> Requirement
For each line below with the word "JSON", write out a copy.

> Collection entries
%%

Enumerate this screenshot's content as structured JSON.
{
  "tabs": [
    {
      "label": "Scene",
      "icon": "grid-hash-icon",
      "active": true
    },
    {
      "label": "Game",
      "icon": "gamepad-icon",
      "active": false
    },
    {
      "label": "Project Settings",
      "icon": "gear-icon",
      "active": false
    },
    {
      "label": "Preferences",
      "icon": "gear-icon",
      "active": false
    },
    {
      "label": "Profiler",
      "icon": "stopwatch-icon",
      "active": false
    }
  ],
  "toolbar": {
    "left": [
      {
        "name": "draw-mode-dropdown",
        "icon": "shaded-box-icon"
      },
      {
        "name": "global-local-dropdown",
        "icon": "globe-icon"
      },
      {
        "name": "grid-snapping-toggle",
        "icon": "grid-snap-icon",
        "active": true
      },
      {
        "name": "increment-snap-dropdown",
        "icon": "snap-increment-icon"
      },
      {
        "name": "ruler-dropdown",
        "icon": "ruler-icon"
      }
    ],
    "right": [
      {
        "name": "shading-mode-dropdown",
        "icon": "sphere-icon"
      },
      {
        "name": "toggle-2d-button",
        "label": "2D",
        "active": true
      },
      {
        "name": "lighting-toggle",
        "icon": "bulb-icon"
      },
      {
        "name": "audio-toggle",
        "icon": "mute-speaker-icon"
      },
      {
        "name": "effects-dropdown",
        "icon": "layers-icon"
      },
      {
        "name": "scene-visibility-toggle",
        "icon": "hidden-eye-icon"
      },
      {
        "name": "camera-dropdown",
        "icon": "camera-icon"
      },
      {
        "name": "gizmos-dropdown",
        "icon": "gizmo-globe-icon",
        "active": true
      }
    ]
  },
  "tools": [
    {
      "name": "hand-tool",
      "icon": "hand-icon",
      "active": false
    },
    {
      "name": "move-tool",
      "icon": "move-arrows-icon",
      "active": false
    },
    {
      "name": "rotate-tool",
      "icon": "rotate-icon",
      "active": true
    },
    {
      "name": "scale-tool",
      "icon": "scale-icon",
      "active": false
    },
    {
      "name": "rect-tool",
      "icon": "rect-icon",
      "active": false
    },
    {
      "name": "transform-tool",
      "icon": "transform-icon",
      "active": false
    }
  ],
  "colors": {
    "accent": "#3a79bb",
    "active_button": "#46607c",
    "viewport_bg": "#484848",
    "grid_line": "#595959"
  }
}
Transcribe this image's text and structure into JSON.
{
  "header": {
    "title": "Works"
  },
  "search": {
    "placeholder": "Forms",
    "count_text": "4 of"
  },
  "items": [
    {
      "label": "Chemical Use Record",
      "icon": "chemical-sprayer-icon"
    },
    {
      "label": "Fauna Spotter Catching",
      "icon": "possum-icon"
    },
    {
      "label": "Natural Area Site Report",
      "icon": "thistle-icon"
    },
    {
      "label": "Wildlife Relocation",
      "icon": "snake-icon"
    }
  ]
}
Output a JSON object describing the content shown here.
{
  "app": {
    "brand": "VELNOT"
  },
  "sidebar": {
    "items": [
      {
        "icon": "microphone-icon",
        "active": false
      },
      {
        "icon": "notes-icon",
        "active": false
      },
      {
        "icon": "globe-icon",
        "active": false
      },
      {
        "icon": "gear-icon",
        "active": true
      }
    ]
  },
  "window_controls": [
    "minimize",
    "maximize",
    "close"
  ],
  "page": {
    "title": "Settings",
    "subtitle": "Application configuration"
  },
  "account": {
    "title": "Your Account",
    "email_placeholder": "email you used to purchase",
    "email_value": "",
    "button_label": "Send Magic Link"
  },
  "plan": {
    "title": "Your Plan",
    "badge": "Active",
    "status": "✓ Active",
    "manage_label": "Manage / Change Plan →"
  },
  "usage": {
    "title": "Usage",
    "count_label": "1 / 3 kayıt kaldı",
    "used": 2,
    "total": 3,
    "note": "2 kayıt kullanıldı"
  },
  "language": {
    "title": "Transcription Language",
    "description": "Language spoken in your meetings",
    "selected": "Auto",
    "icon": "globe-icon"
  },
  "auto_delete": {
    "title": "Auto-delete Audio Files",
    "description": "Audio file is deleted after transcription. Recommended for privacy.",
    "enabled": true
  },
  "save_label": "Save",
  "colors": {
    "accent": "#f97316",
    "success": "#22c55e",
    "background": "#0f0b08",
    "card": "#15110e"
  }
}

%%

> Finished task
Enumerate this screenshot's content as structured JSON.
Transcribe this image's text and structure into JSON.
Output a JSON object describing the content shown here.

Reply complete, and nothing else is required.